Title Modern science and anarchism
Creator (LCNAF)
  • Kropotkin, Petr Alekseevich, kni͡azʹ, 1842-1921
Publisher Freedom Press
Place of Creation (TGN)
  • London
Date 1912
Subject.Topical (LCSH)
  • Anarchism
Genre (AAT)
  • pamphlets
Language English
Type (DCMI)
  • Text
Original Item Extent 110 pages; 20 cm.
Original Item Location HX915.K93 1912
Original Item URL http://library.uh.edu/record=b8304395~S11
Original Collection Socialist and Communist Pamphlets
Digital Collection Socialist and Communist Pamphlets
Digital Collection URL http://digital.lib.uh.edu/collection/scpamp
Repository Special Collections, University of Houston Libraries
Repository URL http://libraries.uh.edu/branches/special-collections
Use and Reproduction This item is in the public domain and may be used freely.
File Name index.cpd
Item Description
Title Image 11
Format (IMT)
  • image/jpeg
File Name uhlib_174052_010.jpg
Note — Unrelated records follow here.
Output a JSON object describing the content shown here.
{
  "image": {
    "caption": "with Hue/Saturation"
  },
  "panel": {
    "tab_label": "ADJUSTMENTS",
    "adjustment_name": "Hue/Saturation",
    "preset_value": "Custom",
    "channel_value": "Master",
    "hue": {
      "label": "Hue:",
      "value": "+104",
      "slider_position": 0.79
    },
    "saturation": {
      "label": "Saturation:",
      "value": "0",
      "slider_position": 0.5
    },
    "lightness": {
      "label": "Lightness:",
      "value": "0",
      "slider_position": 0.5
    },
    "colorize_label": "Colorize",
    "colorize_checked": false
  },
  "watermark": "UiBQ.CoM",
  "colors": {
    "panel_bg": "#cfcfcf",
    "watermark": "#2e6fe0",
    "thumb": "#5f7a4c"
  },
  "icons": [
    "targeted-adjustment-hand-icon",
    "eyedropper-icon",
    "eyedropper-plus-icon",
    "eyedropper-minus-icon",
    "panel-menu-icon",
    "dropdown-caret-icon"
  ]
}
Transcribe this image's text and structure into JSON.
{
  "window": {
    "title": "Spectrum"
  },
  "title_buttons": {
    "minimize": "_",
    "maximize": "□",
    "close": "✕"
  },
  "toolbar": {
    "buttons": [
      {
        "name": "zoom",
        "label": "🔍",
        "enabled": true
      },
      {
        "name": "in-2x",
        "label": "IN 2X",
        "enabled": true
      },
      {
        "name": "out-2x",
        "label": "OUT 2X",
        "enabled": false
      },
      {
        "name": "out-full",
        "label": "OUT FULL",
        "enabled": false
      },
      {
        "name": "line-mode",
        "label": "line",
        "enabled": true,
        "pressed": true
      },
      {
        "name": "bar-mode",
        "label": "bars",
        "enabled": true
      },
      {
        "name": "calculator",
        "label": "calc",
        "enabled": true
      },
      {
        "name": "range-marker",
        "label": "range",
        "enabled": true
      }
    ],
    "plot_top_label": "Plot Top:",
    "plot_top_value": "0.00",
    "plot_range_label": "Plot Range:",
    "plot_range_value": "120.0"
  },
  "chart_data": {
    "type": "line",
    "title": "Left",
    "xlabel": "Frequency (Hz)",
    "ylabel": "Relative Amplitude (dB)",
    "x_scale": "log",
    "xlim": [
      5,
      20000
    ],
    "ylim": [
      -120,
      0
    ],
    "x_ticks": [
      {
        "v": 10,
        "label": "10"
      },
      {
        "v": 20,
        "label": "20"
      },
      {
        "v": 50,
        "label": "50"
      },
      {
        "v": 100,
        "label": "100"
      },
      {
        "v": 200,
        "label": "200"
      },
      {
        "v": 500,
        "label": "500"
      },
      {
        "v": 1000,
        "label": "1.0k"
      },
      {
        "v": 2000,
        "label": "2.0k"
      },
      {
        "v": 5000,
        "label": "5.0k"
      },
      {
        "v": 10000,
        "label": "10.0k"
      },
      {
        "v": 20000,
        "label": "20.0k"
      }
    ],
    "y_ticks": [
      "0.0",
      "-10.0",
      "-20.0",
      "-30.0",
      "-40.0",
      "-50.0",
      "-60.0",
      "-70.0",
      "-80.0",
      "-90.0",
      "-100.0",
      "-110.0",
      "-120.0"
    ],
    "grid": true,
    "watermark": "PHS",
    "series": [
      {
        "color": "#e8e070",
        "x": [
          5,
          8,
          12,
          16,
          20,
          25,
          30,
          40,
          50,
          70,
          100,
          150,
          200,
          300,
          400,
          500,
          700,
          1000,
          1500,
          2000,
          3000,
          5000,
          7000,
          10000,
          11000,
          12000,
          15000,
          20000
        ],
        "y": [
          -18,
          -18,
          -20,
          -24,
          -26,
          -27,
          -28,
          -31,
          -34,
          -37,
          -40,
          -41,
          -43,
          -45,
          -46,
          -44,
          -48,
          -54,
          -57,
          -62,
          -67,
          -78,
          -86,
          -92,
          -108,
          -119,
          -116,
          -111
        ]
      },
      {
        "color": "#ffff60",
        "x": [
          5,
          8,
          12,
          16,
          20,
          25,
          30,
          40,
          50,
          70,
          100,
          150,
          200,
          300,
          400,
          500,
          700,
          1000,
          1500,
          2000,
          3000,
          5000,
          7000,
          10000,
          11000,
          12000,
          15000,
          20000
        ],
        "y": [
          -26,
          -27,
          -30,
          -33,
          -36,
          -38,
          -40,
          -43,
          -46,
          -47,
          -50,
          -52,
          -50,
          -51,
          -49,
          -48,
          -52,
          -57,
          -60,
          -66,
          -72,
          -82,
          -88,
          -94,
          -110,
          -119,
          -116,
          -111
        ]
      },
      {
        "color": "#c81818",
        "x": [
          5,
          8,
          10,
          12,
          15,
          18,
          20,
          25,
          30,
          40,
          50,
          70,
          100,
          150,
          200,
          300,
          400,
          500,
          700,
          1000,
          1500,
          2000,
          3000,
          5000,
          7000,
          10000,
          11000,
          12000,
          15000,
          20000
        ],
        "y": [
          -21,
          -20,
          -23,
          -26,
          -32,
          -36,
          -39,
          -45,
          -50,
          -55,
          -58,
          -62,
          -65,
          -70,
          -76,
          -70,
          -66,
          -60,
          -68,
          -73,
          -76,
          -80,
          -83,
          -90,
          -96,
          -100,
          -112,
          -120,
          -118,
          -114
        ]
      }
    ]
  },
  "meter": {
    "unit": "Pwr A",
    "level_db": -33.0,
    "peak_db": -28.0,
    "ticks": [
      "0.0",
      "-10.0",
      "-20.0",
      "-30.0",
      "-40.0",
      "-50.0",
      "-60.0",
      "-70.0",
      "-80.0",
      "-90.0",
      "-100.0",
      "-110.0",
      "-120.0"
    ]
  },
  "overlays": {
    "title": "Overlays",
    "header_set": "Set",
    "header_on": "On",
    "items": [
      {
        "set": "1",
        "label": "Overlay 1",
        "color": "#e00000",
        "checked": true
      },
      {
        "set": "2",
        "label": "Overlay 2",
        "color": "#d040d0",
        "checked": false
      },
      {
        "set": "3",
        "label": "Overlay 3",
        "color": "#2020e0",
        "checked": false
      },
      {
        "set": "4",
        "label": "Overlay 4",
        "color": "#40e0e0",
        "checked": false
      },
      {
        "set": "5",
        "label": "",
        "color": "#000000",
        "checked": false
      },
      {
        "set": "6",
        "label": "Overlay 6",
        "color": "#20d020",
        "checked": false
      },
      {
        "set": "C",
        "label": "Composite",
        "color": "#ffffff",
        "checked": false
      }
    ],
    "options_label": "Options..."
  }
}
Transcript Modem Science and Anarchism. 7 the same way as a naturalist would study questions of physical science. They began by collecting facts, and when they ventured upon generalisations, they resorted to induction. They sometimes made hypotheses, but they attributed no more importance to these suppositions than Darwin attributed to his hypothesis concerning the origin of new species by means of natural selection in the struggle for existence, or that Mendeleeff attributes to his 11periodic law." They looked upon them as suppositions affording a temporary explanation (" working hypotheses") and facilitating the grouping of facts, as well as their subsequent study; but these suppositions were not accepted before they were confirmed by applying them to a multitude of facts, and explained in a theoretical, deductive way; and they were not considered as natural " laws "—that is, proved generalisations—so long as they had not been carefully verified, and until the causes of their constant exactitude had been explained. When the centre of the philosophic movement was transferred from Scotland and England to France, the French philosophers, with that perception of system which belongs to the French thinkers, began to construct all human sciences, both natural and historical, on a general plan and on the same principles. They attempted to construct " generalised knowledge"—that is, the philosophy of the Universe and its life—upon a strictly scientific basis. They consequently put aside all metaphysical constructions of the preceding philosophers, and explained all phenomena by the action of those same physical forces (that is to say, mechanical actions and reactions) that sufficed them to explain the origin and the evolution of the terrestrial globe. It is said that when Napoleon I. remarked to Laplace that in his " Exposition of the System of the Universe " the name of God was nowhere to be found, Laplace answered : " I nowhere felt the need of that hypothesis." But Laplace did more. He never resorted either to the grand metaphysical words behind which lies the incomprehension or the obscure semi-comprehension of phenomena, together with the inability to consider facts in their concrete form, as measurable rf rantities, Laplace dispensed with Metaphysics as well as with the hypothesis of a Creator; and although his "Exposition of the System of the Universe" contains no mathematical calculations and was written in a style comprehensible to all educated readers, mathematicians could later on express each separate thought of that work in mathematical equations—that is to say, as conditions of equality between two